Agoraphobia is the fear of being in places or situations where escape is difficult or impossible. This may be in crowded places, on bridges or in confined spaces. Approximately one-third of those with panic disorder develop agoraphobia, often experiencing fear revolving around places or situations where they have previously had panic attacks. In many cases, this fear leads to avoidance of these places and situations, limiting where you go and what you do. For some, agoraphobia becomes so severe the person doesn’t leave his or her house.
If you suffer from agoraphobia, there are things you can do to help manage your fears: contact a medical professional for diagnosis and treatment, add exercise to your daily regimen, learn and practice relaxation strategies and learn ways to reduce stress in your life. But there are a number of things you should avoid as well:
Caffeine - You may want a cup of coffee in the morning to help you get moving. You might like the feeling of alertness and focus that caffeine creates. But caffeine can increase anxiety:
- Too much caffeine causes nervousness and agitation
- Withdrawal from caffeine can cause agitation, irritability, fatigue and increase anxiety
- Cause problems with sleeping, which in turn increases anxiety
If you aren’t willing to eliminate caffeine, try to limit to one cup of coffee or one caffeinated drink per day.
Alcohol - While it may make you feel better for a little while, alcohol is a depressant. It can increase feelings of hopelessness and depression. Alcohol may also interfere with sleep; it may be easier to fall asleep after drinking alcohol, however, the quality of sleep may be poorer. Lack of proper sleep can increase anxiety.
Denial or Avoidance of Treatment - Agoraphobia and panic disorder are treatable conditions. A mental health professional can work with you in reviewing your treatment options. If you aren’t sure of who to see in your area or are worried about discussing how you feel, start with your family doctor and ask for a referral to a specialist who can help. Avoiding treatment or denying that you are avoiding situations because of your panic attacks may cause you to withdrawal from friends, family and daily activities.
Withdrawal - As the fear of different places takes hold, it is easy to begin to withdrawal and isolate yourself but just as treatment is important, so is the support of friends and family. Sharing what is going on and asking for help is a healthy way to cope with symptoms of agoraphobia. Let friends and family know what type of support and encouragement is most helpful.
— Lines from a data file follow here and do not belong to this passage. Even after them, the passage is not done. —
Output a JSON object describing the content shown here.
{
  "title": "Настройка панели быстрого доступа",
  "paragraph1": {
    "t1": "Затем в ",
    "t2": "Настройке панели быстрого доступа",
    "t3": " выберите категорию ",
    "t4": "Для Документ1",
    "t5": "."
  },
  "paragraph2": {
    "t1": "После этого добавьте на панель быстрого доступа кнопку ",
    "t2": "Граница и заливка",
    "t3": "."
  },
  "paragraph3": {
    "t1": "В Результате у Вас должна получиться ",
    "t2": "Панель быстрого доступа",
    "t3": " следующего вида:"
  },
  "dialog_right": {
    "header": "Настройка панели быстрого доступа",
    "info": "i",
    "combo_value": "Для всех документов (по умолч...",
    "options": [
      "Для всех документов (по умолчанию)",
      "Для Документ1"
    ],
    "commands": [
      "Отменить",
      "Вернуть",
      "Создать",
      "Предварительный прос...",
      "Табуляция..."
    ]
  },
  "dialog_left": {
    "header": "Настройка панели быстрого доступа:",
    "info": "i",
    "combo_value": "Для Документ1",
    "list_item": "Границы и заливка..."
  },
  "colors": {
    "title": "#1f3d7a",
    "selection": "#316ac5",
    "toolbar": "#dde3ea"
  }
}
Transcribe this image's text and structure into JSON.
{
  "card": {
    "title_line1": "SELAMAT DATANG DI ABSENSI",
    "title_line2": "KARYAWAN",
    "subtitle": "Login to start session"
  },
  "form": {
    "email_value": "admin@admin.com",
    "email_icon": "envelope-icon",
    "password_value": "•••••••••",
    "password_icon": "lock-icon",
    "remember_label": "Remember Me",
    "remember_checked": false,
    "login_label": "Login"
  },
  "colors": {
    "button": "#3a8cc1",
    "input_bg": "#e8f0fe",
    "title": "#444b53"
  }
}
Negative Thinking and Feeling Sorry for Yourself - Do you control your anxiety or do you allow your anxiety to control you? Becoming a victim of your anxiety often brings about negative thoughts and feeling sorry for yourself. Instead, make a commitment to learn strategies to control your anxiety and your life. Make time for fun activities with friends and work on stress-relief techniques to help you relax and enjoy life.
Learning to manage your anxiety takes work, time and patience. Anxiety symptoms don’t magically go away because you want them to. Make sure to follow through with any treatment plan, get at least 20 minutes of exercise each day and get enough sleep each night. Making a commitment to these types of lifestyle changes, and avoid those that increase anxiety, will help you better cope with and manage anxiety symptoms.
"Panic disorder with Agoraphobia, Updated 2012, march 25, Updated by Timothy Rogge, M.D., A.D.A.M. Medical Encyclopedia
Eileen Bailey is a freelance health writer. She is the author of What Went Right: Reframe Your Thinking for a Happier Now, Idiot’s Guide to Adult ADHD, Idiot’s Guide to Cognitive Behavioral Therapy, Essential Guide to Overcoming Obsessive Love, and Essential Guide to Asperger’s Syndrome. She can be found on Twitter @eileenmbailey and on Facebook at eileenmbailey.